Affiliations : Associate Professor (maître de conférences) at Scalab, Université de Lille, France
Journal reference: https://doi.org/10.1038/srep12934
Summary: Tell me the story of your life. You can probably narrate it quite coherently, even if it would take quite a while. Read this article to find out how individuals with schizophrenia’s autobiographical narratives might play into their identity disorder and memory coherence.
“Despite the “usual” voices, alien thoughts and paranoia, what scared me the most was a sense that I had lost myself, a constant feeling that my self no longer belonged to me. […] I feel that my real self has left me, seeping through the fog toward a separate reality, which engulfs and dissolves this selft. It has nothing to do with the suspicious thoughts or voices; it is purely a distorted state of being. The clinical symptoms come and go but this nothingness of the self is permanently there.” (Clara Kean, “Silencing the Self: Schizophrenia as a Self-disturbance – Schizophrenia Bulletin, 2009).

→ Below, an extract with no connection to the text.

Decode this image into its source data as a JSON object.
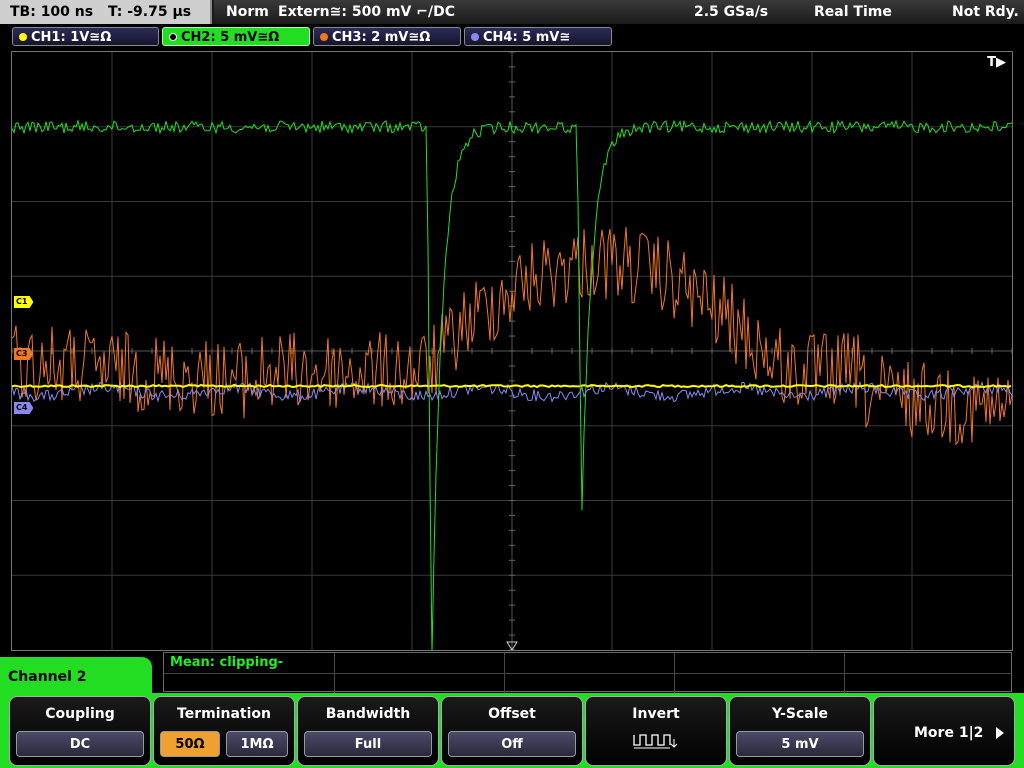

Background: Our sense of identity is rooted in autobiographical memory
Identity disorders are among the earliest descriptions of schizophrenia (Kraepelin, 1919) and are still considered central to schizophrenic symptomatology today. However, due to their heterogeneity and complexity, they remain poorly understood.
Personal identity is rooted in our autobiographical memory -the ability to remember personally experienced events- which plays a fundamental role in the construction of a sense of identity and its maintenance over time (Conway & Pleydell-Pearce, 2000).
Methods: Life story to evaluate the sense of identity in schizophrenia through narrative coherence
In order to better understand identity disorders, we conducted a study focusing on the life story of people with schizophrenia (Allé et al., 2015). The life narrative, through its construction and narration, makes it possible to contextualize past personal events in the identity development of its narrator by creating a sense of coherence, unity and continuity through the passage of time. It corresponds to the most complex and integrated level of identity in autobiographical memory.
The experimental method we used (Köber et al., 2015) has made it possible to analyze the narrative coherence of these personal narratives on three levels: temporal, causal-motivational, and thematic. While temporal coherence makes it possible to account for the chronology of the narrator’s life story, causal-motivational coherence reflects identity development in its changes and evolution, and thematic coherence reflects identity in its stabilization.
Results: Alteration of motivational and thematic coherence in people suffering from schizophrenia
By comparing a group of 27 people suffering from schizophrenia with a control group (without any psychiatric or neurological disorder), our study showed that temporal coherence was weakly diminished while causal-motivational and thematic coherence were strongly altered in the narratives of people suffering from schizophrenia. These results reflect the difficulties of people suffering from schizophrenia to understand and explain how events experienced in the past have shaped their identity, and to integrate these events into a coherent narrative that accounts for the continuity of their identity despite the passage of time.
Our study showed that the difficulties highlighted in people suffering from schizophrenia were linked, on the one hand, to their executive deficit and, on the other hand, to their subjective feeling of personal coherence. This offers evidence that the alteration of narrative coherence in schizophrenia is linked to the patients’ cognitive disorders. Moreover, it is interesting to observe that the subjective feeling of coherence which is an indicator of health and wellbeing (Antonovsky, 1985), was strongly linked to the narrative coherence of the life story.
Take home message
The alteration of the narrative coherence of autobiographical narratives in schizophrenia could be one of the mechanisms behind these patients’ identity disorders in their narrative dimension. Numerous studies have highlighted the key role of autobiographical narrative coherence in maintaining or restoring mental health (Adler, 2012; Lodi-Smith et al., 2009). In light of the results of the present study, the deficient processes involved in the coherent construction of the autobiographical narrative could be the subject of targeted therapeutic interventions in order to help people suffering from schizophrenia to restore meaning to their life course and take a further step towards recovery (Koenig-Flahaut et al., 2012).